If pigs could fly, we’d have a lot more bacon lying around, but if snakes could fly, we’d have a lot more fallout shelters everywhere. But here’s the thing: in real life, pigs can’t fly, but snakes CAN. Yes, snakes can fly. Well, glide actually, since they aren’t capable of flying like birds.
In other reptiles, the leap would be sᴜɪᴄɪᴅᴀʟ, or at least an invitation for broken ʙᴏɴᴇs. But the snake in question is a Chrysopelea paradisi, one of five related species of tree-dwelling snakes from Southeast and South Asia. When these snakes leap, it’s not to nosedive; it’s to glide from tree to tree, a feat they can accomplish at distances of at least 79 feet (24 m).
What no one knows is exactly how these reptiles manage to fly so far without wings. Now, a new study finds that the snakes’ ᴀᴍᴀᴢɪɴɢ aerial abilities may all be in the way they move.
“For any flier, you really need to know the basics: How fast is it going, what’s the shape of the flier, what is the shape of the wing,” study author Jake Socha, a biologist at Virginia Tech, told LiveScience. “With this new study, we now really get insight into what the exact position of the body is as it’s in this really developed glide.”

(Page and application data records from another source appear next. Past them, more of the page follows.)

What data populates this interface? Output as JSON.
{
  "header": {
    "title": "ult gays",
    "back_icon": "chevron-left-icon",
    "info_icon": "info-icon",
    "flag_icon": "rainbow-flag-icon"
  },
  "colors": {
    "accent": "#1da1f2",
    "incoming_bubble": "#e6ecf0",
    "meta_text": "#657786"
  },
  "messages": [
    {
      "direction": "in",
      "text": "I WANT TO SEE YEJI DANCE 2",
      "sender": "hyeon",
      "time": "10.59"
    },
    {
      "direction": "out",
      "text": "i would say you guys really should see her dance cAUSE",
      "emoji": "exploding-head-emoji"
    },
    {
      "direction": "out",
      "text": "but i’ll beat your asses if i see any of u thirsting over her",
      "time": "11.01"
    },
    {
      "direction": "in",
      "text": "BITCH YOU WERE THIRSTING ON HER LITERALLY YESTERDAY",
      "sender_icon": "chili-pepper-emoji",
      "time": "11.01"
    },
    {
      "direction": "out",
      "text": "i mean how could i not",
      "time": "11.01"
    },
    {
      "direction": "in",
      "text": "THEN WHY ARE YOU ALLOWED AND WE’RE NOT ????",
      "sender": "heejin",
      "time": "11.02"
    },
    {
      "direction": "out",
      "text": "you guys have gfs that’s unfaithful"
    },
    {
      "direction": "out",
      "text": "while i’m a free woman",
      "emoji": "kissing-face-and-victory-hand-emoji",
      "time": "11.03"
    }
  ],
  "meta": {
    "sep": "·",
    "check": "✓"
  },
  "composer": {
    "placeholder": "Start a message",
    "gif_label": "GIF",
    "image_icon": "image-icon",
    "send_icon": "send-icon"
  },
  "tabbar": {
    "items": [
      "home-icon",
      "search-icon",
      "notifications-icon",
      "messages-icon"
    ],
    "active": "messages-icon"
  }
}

The researchers found that the snakes aren’t horizontal during their glide; they’re actually tilted up about 25 degrees relative to the airflow created by their flight. They hold the front half of their bodies fairly still, with the exception of the side-to-side undulations. Meanwhile, their tails move up and down.
Surprisingly, although the snakes move down toward the ground, the net force on their bodies during the glide is an upward force — at least briefly. That means that if you add up every force acting on the snake, Socha said, you’d be left with a small force pushing the snake skyward.
The snake doesn’t actually start moving up in part because they don’t fly far enough for the net upward force to have an effect, and in part because the upward force disappears quickly, Socha said.
Could a flying snake ʜᴜʀᴛ you? Maybe, but they’re not all that ᴅᴀɴɢᴇʀᴏᴜs, because their fangs are in the back of their mouths and pretty small – about 1/10 of an inch long.
Sometimes they land on people, but even then their ʙɪᴛᴇs aren’t very ᴅᴀᴍᴀɢing. They’re mildly ᴠᴇɴᴏᴍᴏᴜs but not ᴅᴇᴀᴅly to humans. In fact, they’re clᴀssified as “ʜᴀʀᴍless” … unless you’re ᴀʟʟᴇʀɢɪᴄ to them. Or if you’re one of their preferred foods: lizards, birds, bats, and frogs.
In case you’re wondering, the snakes are:
- Chrysopelea paradisi (the paradise tree snake)
- Chrysopelea pelias (the twin-barred tree snake)
- Chrysopelea ornate (the golden tree snake)
- Chrysopelea rhodopleuron (the Moluccan flying snake)
- Chrysopelea taprobanica (the Sri Lanka flying snake).
Flying snakes don’t make very good pets. Not only are some of them ᴀɢɢʀᴇssɪᴠᴇ, but they need to be kept in humid places where they can practice flying. And you can’t teach a regular snake how to fly, so don’t try it!